This was the thirteenth and final season for Knute Rockne as head coach; he was killed in a plane crash the following spring.[9][10][11]

ScheduleEdit

DateOpponentSiteResultAttendance
October 4SMUW 20–1414,751
October 11Navy
W 26–240,593
October 18Carnegie Tech
  • Notre Dame Stadium
  • South Bend, IN
W 21–630,009
October 25at PittsburghW 35–1966,586
November 1Indiana
  • Notre Dame Stadium
  • South Bend, IN
W 27–011,113
November 8at PennW 60–2075,657
November 15Drake
  • Notre Dame Stadium
  • South Bend, IN
W 19–710,106
November 22at NorthwesternW 14–044,648
November 29vs. ArmyW 7–6110,000  
December 6at USCW 27–073,967

Source:[12]

ReferencesEdit

  1. ^ a b "Savoldi in a 98-yard run as Irish win, 20-14". Milwaukee Journal.
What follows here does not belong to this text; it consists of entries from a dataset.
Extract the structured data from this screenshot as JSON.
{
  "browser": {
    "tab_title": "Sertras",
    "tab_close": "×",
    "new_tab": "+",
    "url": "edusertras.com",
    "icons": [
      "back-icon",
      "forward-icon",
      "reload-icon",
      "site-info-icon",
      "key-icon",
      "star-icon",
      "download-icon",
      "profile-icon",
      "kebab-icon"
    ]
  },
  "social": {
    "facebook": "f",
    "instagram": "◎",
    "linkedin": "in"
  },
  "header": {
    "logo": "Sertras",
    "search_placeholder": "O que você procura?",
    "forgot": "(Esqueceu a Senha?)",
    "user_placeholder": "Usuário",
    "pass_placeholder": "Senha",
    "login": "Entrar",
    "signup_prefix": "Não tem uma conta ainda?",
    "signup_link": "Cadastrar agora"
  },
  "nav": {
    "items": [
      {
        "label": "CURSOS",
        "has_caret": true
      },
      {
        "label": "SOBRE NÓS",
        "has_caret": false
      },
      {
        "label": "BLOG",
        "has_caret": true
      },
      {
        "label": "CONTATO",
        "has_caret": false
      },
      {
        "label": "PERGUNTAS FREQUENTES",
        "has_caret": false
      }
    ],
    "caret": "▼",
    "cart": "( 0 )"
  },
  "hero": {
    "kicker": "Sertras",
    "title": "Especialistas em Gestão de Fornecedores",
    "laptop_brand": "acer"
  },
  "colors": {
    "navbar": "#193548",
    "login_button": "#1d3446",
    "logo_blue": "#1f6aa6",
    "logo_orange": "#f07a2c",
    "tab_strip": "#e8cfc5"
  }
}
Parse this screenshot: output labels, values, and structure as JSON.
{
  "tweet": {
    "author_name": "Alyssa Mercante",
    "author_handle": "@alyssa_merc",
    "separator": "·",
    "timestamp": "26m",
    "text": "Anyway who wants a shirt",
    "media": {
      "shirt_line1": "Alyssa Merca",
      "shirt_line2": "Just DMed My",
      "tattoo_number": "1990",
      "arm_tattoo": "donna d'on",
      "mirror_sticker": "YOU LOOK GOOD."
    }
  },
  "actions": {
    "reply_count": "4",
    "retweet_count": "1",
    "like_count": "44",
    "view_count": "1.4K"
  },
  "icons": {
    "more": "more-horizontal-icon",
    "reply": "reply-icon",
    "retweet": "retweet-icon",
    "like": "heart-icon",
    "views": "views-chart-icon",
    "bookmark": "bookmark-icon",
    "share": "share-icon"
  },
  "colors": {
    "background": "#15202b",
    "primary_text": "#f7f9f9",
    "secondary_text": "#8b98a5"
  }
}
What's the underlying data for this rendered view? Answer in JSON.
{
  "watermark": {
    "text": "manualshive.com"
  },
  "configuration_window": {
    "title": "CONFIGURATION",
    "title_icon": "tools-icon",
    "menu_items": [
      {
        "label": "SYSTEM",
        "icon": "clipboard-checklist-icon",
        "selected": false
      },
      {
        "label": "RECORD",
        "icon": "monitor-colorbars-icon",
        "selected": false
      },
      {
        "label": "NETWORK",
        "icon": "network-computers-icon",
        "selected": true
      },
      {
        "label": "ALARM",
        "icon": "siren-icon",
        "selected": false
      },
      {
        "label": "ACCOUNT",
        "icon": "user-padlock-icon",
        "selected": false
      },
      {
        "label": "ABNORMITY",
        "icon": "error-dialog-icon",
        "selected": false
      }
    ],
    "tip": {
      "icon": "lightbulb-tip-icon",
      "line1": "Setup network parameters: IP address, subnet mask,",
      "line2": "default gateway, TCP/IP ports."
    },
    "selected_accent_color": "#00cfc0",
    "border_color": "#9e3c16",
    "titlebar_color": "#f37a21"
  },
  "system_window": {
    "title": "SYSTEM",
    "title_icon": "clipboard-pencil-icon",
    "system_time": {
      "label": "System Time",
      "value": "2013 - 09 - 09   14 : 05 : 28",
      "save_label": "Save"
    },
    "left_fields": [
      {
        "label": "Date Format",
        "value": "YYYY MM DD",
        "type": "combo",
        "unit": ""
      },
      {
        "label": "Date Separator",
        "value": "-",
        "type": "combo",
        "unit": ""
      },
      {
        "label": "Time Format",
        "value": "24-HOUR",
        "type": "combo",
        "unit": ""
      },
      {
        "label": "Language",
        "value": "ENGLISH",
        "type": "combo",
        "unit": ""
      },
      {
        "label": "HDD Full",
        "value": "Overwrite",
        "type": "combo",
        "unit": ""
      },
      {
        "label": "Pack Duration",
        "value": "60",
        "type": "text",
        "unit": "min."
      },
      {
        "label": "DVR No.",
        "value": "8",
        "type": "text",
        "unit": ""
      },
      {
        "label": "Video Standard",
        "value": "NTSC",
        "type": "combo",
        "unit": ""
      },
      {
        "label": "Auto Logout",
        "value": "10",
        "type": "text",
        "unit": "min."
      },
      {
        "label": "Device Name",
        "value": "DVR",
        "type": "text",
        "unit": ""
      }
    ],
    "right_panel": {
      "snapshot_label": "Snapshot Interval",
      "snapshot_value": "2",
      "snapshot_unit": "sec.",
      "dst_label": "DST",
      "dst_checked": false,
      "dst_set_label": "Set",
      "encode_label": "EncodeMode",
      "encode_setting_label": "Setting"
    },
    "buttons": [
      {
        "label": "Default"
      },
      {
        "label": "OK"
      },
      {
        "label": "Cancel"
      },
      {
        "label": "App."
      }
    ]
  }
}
Associated Press. October 5, 1930. p. 1, sports.
  2. ^ a b "Notre Dame pushed to win". Reading Eagle. (Pennsylvania). Associated Press. October 5, 1930. p. 15.
  3. ^ a b Mickelson, Paul (October 12, 1930). "Notre Dame swamps Navy". Reading Eagle. (Pennsylvania). Associated Press. p. 13.
  4. ^ a b Dunkley, Charles W. (November 29, 1930). "Notre Dame beats Army, 7 to 6". Eugene Register-Guard. (Oregon). Associated Press. p. 1.
  5. ^ a b "Rockne's men defeat Army, score 7 to 6". Spokane Daily Chronicle. (Washington). Associated Press. November 29, 1930. p. 1.
  6. ^ a b McIntyre, Ronald (November 30, 1930). "Notre Dame conquers Army, 7 to 6". Milwaukee Sentinel. p. 1C.
  7. ^ a b "Notre Dame triumphs, 27 to 0". Milwaukee Sentinel. December 7, 1930. p. 1A.
  8. ^ a b "Notre Dame outplays U.S.C." Spokesman-Review. (Spokane, Washington). Associated Press. December 7, 1930. p. 1, part 2.
  9. ^ "Report Knute Rockne killed in plane crash". Spokane Daily Chronicle. (Washington). Associated Press. March 31, 1931. p. 1.
  10. ^ "Rockne's tragic death". Milwaukee Sentinel. Associated Press. April 1, 1931. p. 1A.
  11. ^ "Sorrow shrouds Notre Dame faculty and students with passing of Knute Rockne". Spokane Daily Chronicle. (Washington). Associated Press. April 1, 1931. p. 16.
  12. ^ https://www.sports-reference.com/cfb/schools/notre-dame/1930-schedule.html